Task goal: Keeping every word intact, reproduce all of the records.

Records excerpted from a collection
^^^^

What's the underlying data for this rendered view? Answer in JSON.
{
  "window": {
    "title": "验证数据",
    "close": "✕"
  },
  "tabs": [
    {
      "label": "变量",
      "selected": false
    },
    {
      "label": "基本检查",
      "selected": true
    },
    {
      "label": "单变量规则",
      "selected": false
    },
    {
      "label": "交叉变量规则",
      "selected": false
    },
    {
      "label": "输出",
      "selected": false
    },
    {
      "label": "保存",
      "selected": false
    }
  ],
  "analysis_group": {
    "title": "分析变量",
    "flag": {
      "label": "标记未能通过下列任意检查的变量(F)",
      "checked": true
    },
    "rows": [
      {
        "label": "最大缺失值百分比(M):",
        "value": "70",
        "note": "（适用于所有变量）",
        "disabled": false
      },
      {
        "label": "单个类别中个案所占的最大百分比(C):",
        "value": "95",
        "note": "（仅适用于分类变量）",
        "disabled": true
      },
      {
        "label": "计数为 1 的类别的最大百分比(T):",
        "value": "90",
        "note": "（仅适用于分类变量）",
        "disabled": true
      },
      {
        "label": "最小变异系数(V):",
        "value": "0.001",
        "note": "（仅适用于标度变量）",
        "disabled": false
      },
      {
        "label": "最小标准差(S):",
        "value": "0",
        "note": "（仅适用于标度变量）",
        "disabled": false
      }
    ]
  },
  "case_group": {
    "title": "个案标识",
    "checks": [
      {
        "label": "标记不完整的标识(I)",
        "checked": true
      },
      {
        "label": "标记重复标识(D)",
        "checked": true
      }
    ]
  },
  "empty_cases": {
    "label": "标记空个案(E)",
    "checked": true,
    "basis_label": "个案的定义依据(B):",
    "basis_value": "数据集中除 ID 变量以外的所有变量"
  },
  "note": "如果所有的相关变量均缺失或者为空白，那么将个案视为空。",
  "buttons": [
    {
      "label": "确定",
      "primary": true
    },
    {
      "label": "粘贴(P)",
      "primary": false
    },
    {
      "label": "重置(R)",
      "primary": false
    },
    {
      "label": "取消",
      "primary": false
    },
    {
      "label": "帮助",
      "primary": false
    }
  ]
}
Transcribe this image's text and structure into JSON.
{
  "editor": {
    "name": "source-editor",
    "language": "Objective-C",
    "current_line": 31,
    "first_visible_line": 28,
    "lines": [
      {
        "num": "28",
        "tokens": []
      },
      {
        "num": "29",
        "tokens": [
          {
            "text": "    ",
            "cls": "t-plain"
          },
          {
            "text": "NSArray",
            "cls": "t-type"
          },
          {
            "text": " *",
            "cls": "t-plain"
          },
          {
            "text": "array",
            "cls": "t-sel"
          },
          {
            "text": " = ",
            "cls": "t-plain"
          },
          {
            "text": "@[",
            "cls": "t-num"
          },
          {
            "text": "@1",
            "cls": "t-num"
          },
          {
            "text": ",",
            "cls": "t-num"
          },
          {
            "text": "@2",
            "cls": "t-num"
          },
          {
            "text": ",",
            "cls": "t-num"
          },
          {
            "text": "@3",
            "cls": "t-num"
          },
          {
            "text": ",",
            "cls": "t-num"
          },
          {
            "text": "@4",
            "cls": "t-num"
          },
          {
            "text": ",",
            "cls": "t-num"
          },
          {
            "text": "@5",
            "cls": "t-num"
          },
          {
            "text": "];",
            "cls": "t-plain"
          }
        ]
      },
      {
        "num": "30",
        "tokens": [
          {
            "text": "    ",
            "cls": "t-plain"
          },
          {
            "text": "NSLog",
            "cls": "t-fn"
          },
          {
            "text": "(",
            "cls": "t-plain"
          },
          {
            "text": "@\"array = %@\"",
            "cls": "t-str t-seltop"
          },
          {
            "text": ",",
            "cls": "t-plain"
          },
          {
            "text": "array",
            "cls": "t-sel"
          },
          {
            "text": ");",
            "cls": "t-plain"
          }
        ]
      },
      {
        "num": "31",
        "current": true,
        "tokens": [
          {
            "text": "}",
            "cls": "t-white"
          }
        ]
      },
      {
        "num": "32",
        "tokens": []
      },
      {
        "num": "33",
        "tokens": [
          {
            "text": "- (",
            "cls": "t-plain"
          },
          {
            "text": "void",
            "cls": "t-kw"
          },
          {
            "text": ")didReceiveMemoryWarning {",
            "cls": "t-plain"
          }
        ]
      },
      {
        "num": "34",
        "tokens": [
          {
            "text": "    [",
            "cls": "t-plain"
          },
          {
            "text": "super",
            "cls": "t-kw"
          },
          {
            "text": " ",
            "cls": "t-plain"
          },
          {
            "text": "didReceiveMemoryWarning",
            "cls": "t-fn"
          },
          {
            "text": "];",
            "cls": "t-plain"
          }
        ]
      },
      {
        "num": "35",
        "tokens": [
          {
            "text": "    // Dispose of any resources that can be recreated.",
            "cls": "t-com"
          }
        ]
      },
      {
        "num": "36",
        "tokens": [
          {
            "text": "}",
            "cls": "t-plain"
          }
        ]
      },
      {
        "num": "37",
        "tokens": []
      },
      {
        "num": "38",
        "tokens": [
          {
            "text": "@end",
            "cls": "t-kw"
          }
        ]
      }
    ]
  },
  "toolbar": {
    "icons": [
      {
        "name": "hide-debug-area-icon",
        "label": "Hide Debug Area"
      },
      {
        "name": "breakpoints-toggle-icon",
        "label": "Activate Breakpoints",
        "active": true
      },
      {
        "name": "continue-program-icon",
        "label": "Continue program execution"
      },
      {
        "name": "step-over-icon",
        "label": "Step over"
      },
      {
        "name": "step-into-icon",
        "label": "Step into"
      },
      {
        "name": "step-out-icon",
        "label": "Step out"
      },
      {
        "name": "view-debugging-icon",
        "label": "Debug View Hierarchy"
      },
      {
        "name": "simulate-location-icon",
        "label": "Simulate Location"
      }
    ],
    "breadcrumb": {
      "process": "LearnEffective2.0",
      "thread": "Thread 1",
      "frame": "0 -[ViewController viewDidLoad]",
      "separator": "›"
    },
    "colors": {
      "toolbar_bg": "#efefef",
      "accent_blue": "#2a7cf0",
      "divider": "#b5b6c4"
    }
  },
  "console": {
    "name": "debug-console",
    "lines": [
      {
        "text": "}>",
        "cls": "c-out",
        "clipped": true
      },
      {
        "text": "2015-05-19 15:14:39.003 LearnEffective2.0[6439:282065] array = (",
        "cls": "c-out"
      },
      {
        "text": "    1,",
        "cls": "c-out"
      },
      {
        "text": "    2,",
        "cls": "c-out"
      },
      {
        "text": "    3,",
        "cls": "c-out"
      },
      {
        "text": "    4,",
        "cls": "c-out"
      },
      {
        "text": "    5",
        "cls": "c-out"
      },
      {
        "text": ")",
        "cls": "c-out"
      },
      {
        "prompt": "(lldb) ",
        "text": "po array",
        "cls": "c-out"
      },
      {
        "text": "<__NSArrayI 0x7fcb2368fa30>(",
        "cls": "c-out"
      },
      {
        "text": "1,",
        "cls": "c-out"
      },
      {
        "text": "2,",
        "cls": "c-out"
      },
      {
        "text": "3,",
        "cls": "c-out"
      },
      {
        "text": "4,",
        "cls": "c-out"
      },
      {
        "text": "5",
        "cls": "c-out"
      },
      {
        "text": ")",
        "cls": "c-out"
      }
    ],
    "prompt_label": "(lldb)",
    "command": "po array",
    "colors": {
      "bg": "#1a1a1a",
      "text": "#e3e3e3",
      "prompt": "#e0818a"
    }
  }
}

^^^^

Expected answer:
What's the underlying data for this rendered view? Answer in JSON.
{
  "window": {
    "title": "验证数据",
    "close": "✕"
  },
  "tabs": [
    {
      "label": "变量",
      "selected": false
    },
    {
      "label": "基本检查",
      "selected": true
    },
    {
      "label": "单变量规则",
      "selected": false
    },
    {
      "label": "交叉变量规则",
      "selected": false
    },
    {
      "label": "输出",
      "selected": false
    },
    {
      "label": "保存",
      "selected": false
    }
  ],
  "analysis_group": {
    "title": "分析变量",
    "flag": {
      "label": "标记未能通过下列任意检查的变量(F)",
      "checked": true
    },
    "rows": [
      {
        "label": "最大缺失值百分比(M):",
        "value": "70",
        "note": "（适用于所有变量）",
        "disabled": false
      },
      {
        "label": "单个类别中个案所占的最大百分比(C):",
        "value": "95",
        "note": "（仅适用于分类变量）",
        "disabled": true
      },
      {
        "label": "计数为 1 的类别的最大百分比(T):",
        "value": "90",
        "note": "（仅适用于分类变量）",
        "disabled": true
      },
      {
        "label": "最小变异系数(V):",
        "value": "0.001",
        "note": "（仅适用于标度变量）",
        "disabled": false
      },
      {
        "label": "最小标准差(S):",
        "value": "0",
        "note": "（仅适用于标度变量）",
        "disabled": false
      }
    ]
  },
  "case_group": {
    "title": "个案标识",
    "checks": [
      {
        "label": "标记不完整的标识(I)",
        "checked": true
      },
      {
        "label": "标记重复标识(D)",
        "checked": true
      }
    ]
  },
  "empty_cases": {
    "label": "标记空个案(E)",
    "checked": true,
    "basis_label": "个案的定义依据(B):",
    "basis_value": "数据集中除 ID 变量以外的所有变量"
  },
  "note": "如果所有的相关变量均缺失或者为空白，那么将个案视为空。",
  "buttons": [
    {
      "label": "确定",
      "primary": true
    },
    {
      "label": "粘贴(P)",
      "primary": false
    },
    {
      "label": "重置(R)",
      "primary": false
    },
    {
      "label": "取消",
      "primary": false
    },
    {
      "label": "帮助",
      "primary": false
    }
  ]
}
Transcribe this image's text and structure into JSON.
{
  "editor": {
    "name": "source-editor",
    "language": "Objective-C",
    "current_line": 31,
    "first_visible_line": 28,
    "lines": [
      {
        "num": "28",
        "tokens": []
      },
      {
        "num": "29",
        "tokens": [
          {
            "text": "    ",
            "cls": "t-plain"
          },
          {
            "text": "NSArray",
            "cls": "t-type"
          },
          {
            "text": " *",
            "cls": "t-plain"
          },
          {
            "text": "array",
            "cls": "t-sel"
          },
          {
            "text": " = ",
            "cls": "t-plain"
          },
          {
            "text": "@[",
            "cls": "t-num"
          },
          {
            "text": "@1",
            "cls": "t-num"
          },
          {
            "text": ",",
            "cls": "t-num"
          },
          {
            "text": "@2",
            "cls": "t-num"
          },
          {
            "text": ",",
            "cls": "t-num"
          },
          {
            "text": "@3",
            "cls": "t-num"
          },
          {
            "text": ",",
            "cls": "t-num"
          },
          {
            "text": "@4",
            "cls": "t-num"
          },
          {
            "text": ",",
            "cls": "t-num"
          },
          {
            "text": "@5",
            "cls": "t-num"
          },
          {
            "text": "];",
            "cls": "t-plain"
          }
        ]
      },
      {
        "num": "30",
        "tokens": [
          {
            "text": "    ",
            "cls": "t-plain"
          },
          {
            "text": "NSLog",
            "cls": "t-fn"
          },
          {
            "text": "(",
            "cls": "t-plain"
          },
          {
            "text": "@\"array = %@\"",
            "cls": "t-str t-seltop"
          },
          {
            "text": ",",
            "cls": "t-plain"
          },
          {
            "text": "array",
            "cls": "t-sel"
          },
          {
            "text": ");",
            "cls": "t-plain"
          }
        ]
      },
      {
        "num": "31",
        "current": true,
        "tokens": [
          {
            "text": "}",
            "cls": "t-white"
          }
        ]
      },
      {
        "num": "32",
        "tokens": []
      },
      {
        "num": "33",
        "tokens": [
          {
            "text": "- (",
            "cls": "t-plain"
          },
          {
            "text": "void",
            "cls": "t-kw"
          },
          {
            "text": ")didReceiveMemoryWarning {",
            "cls": "t-plain"
          }
        ]
      },
      {
        "num": "34",
        "tokens": [
          {
            "text": "    [",
            "cls": "t-plain"
          },
          {
            "text": "super",
            "cls": "t-kw"
          },
          {
            "text": " ",
            "cls": "t-plain"
          },
          {
            "text": "didReceiveMemoryWarning",
            "cls": "t-fn"
          },
          {
            "text": "];",
            "cls": "t-plain"
          }
        ]
      },
      {
        "num": "35",
        "tokens": [
          {
            "text": "    // Dispose of any resources that can be recreated.",
            "cls": "t-com"
          }
        ]
      },
      {
        "num": "36",
        "tokens": [
          {
            "text": "}",
            "cls": "t-plain"
          }
        ]
      },
      {
        "num": "37",
        "tokens": []
      },
      {
        "num": "38",
        "tokens": [
          {
            "text": "@end",
            "cls": "t-kw"
          }
        ]
      }
    ]
  },
  "toolbar": {
    "icons": [
      {
        "name": "hide-debug-area-icon",
        "label": "Hide Debug Area"
      },
      {
        "name": "breakpoints-toggle-icon",
        "label": "Activate Breakpoints",
        "active": true
      },
      {
        "name": "continue-program-icon",
        "label": "Continue program execution"
      },
      {
        "name": "step-over-icon",
        "label": "Step over"
      },
      {
        "name": "step-into-icon",
        "label": "Step into"
      },
      {
        "name": "step-out-icon",
        "label": "Step out"
      },
      {
        "name": "view-debugging-icon",
        "label": "Debug View Hierarchy"
      },
      {
        "name": "simulate-location-icon",
        "label": "Simulate Location"
      }
    ],
    "breadcrumb": {
      "process": "LearnEffective2.0",
      "thread": "Thread 1",
      "frame": "0 -[ViewController viewDidLoad]",
      "separator": "›"
    },
    "colors": {
      "toolbar_bg": "#efefef",
      "accent_blue": "#2a7cf0",
      "divider": "#b5b6c4"
    }
  },
  "console": {
    "name": "debug-console",
    "lines": [
      {
        "text": "}>",
        "cls": "c-out",
        "clipped": true
      },
      {
        "text": "2015-05-19 15:14:39.003 LearnEffective2.0[6439:282065] array = (",
        "cls": "c-out"
      },
      {
        "text": "    1,",
        "cls": "c-out"
      },
      {
        "text": "    2,",
        "cls": "c-out"
      },
      {
        "text": "    3,",
        "cls": "c-out"
      },
      {
        "text": "    4,",
        "cls": "c-out"
      },
      {
        "text": "    5",
        "cls": "c-out"
      },
      {
        "text": ")",
        "cls": "c-out"
      },
      {
        "prompt": "(lldb) ",
        "text": "po array",
        "cls": "c-out"
      },
      {
        "text": "<__NSArrayI 0x7fcb2368fa30>(",
        "cls": "c-out"
      },
      {
        "text": "1,",
        "cls": "c-out"
      },
      {
        "text": "2,",
        "cls": "c-out"
      },
      {
        "text": "3,",
        "cls": "c-out"
      },
      {
        "text": "4,",
        "cls": "c-out"
      },
      {
        "text": "5",
        "cls": "c-out"
      },
      {
        "text": ")",
        "cls": "c-out"
      }
    ],
    "prompt_label": "(lldb)",
    "command": "po array",
    "colors": {
      "bg": "#1a1a1a",
      "text": "#e3e3e3",
      "prompt": "#e0818a"
    }
  }
}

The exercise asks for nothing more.